Here's what that could look like:

 

Timeline New Borrowings Total Debt +/- Previous Year
Debt at June 2007   $7,291,572  
Debt at June 2008   $7,473,972 +$182,400
New borrowings 2008/2009 if pool goes ahead $3,000,000    
Debt at June 2009 (projected in 2008/2009 draft Budget)   $9,507,980 +$2,234,421
New borrowings in 2009/2010 if pool goes ahead $4,500,000    
Potential debt at June 2010 (estimated)   $14,000,000 * +$4,492,020

* This amount does not include any repayments which might be made in 2009/2010 against principal.

 

Somewhere along the line, all of that money has to be paid back.  It will come from your rates.

 

Debt this year was almost $200,000 more than this time last year. 

The proportion of interest in total repayments was higher this year than last.

If the pool goes ahead...

This time next year, debt is projected to be some $2 million more than this year.

With another multi-million dollar loaned needed, total debt in 2010/2011 (two years from now) could be around $14,000,000.

Council will need to increase rates to pay for the loans.

 

 

Budget Myth # 5:  Council's debt and repayment levels comply with Council's debt strategy

 

The draft Budget says (at Appendix B): "The principles of the debt strategy as outlined in the Strategic Resource Plan are that Council Will retain the amount of debt to be no more than 50% of annual rate revenue.  In addition, the annual interest and principal payments shall be less than 6% of annual rate revenue.

 

This principle is generally being adhered to as the balance of outstanding debt represents 36.9% of total rate revenue, and, the annual interest and principal repayments is 5.8% of rate revenue."

 

What the draft Budget doesn't tell you is that the way Council has calculated the debt to revenue ratio has changed from last year.  The key words are "annual rate revenue".  It seems "annual rate revenue" ain't "annual rate revenue"

 

Last year (2007/2008) Councilís debt level was measured against rate revenue (income from rates only)  and came in at 39.5%. Revenue from rates only in 2008/2009 is ,

 

This year, Council has measured its increased debt level (with a new $3,000,000 loan in 2008/2009) against rates and charges revenue (), which produced the 36.9% debt to revenue ratio shown above. 

 

However, if debt had been measured against rate revenue only, as it was last year, the ratio would have been 48%, almost at Council's 50% limit.  So what you see in the budget is actually the tip of the iceberg.  Is it being submerged to hide the real size of the problem for ratepayers?

 

Borrowings V Revenues

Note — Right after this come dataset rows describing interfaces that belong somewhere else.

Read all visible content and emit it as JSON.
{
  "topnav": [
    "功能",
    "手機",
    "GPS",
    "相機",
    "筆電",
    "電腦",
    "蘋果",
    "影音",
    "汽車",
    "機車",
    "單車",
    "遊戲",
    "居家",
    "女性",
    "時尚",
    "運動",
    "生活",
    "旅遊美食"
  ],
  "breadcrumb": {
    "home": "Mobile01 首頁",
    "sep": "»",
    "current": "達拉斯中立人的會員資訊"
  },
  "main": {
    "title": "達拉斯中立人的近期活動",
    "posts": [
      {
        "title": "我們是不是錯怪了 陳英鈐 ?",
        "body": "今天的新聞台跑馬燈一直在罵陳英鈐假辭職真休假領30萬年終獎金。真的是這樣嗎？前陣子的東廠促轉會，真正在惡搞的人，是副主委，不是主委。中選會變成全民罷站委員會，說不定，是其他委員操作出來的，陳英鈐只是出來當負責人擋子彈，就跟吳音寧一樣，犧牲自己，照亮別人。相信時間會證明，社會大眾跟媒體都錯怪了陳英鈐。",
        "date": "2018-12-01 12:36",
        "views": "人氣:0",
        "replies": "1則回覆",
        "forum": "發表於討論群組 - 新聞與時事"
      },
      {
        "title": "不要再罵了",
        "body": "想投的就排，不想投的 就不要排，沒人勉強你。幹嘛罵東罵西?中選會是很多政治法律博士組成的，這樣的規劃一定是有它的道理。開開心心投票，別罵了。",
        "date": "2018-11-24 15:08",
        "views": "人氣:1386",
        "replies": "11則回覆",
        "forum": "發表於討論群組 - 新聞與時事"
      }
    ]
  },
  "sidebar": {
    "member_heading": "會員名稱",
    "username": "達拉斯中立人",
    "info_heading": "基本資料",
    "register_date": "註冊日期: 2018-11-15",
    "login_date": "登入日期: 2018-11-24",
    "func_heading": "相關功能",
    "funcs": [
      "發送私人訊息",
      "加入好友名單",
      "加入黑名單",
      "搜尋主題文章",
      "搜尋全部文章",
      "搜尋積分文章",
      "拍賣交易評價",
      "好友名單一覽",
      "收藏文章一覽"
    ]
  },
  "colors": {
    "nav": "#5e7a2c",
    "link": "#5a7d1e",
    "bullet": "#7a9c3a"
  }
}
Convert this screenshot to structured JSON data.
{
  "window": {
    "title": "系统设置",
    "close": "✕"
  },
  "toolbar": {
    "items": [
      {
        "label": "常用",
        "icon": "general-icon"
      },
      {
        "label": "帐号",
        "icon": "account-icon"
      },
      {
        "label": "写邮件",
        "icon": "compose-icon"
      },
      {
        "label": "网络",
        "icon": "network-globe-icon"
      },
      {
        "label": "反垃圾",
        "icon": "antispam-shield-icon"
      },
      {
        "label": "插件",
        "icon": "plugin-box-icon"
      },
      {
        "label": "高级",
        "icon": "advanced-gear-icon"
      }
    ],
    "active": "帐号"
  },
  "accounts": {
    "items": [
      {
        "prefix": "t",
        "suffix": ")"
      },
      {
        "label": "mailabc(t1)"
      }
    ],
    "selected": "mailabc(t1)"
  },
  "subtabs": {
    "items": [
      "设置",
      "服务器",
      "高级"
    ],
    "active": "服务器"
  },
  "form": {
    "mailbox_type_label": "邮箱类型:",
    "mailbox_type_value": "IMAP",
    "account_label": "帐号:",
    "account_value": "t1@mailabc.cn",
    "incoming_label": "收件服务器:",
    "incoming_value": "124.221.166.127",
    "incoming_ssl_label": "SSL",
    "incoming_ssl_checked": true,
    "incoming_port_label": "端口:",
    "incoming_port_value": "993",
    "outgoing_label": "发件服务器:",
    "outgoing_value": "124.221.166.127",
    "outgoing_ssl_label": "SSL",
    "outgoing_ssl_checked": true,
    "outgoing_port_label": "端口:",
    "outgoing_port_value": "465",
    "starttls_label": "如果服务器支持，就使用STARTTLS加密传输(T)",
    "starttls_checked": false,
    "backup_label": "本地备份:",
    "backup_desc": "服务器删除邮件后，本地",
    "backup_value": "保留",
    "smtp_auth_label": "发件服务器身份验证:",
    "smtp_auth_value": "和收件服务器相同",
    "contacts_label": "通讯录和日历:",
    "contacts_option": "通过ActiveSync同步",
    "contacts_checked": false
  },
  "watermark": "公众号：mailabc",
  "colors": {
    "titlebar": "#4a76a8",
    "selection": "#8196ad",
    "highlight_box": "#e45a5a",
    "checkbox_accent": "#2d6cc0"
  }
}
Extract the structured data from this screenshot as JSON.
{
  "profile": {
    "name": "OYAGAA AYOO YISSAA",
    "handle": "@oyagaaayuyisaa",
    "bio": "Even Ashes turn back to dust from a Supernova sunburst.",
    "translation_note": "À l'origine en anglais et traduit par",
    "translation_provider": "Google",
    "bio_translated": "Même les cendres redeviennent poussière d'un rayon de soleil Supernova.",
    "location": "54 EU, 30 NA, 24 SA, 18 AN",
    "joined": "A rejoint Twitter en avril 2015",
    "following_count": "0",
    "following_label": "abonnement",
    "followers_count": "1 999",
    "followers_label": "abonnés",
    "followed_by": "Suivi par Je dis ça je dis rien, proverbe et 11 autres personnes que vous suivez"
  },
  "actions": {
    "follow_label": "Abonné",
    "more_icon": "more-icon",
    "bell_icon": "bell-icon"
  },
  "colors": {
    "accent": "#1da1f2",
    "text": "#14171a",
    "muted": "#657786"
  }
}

2007/2008

2008/2009

 

 

Balance of Debt (@ 30/6)

$7,273,559

$9,507,980

 

 

% of Total RATE Revenue

39.5%

47.95%

$19,825,654

 

% of Total RATE & CHARGES Revenue

 

36.9%

$25,751,029

 

Total Repayments (Principal & Interest)

$1,519,818

  $1,501,842

 

-$17,976

% of Total RATE Revenue

8.3%

7.6%

$19,825,654

 

% of Total RATE & CHARGES Revenue

 

5.8%

$25,751,029

 

 

We smell a rat. Is Council fiddling around with formulas to try and 'technically' get away with putting the Shire into so much debt?  Fiddling, so to speak, while the Shire burns financially? 

 

The current debt strategy explicitly defines rate revenue as NOT including charges, just rates.  MRRA understands Council will change the debt strategy in its Strategic Resources Plan on Wednesday night to include rates and charges, albeit after the fact of having without warning already used that formula in this budget.  MRRA would like to know how charges, which are usually declared and raised for specific purposes such as garbage collection etc, can be considered or used as general rate revenue. 

 

But even that may not save Council's bacon.  If Council goes ahead with the Kyneton pool, in the 2009/2010 budget next year, another (new) $4 Ė 5 million loan will be needed, raising Councilís debt level yet again.  It will take the debt ratio over 50% of revenue, based on rates being paid in 2008/2009, unless of course rates go up in 2009/2010 to the point where this mountainous debt can still return a debt ratio at or below 50% of rates revenue.

 

The same problem occurs with the amount Council is paying to service the debt.  The figure in this yearís budget says servicing is 5.8% of rates revenue (i.e. and charges).  When measured against rate revenue only, as last year, the figure becomes 7.6%, well over the 6% strategy cap.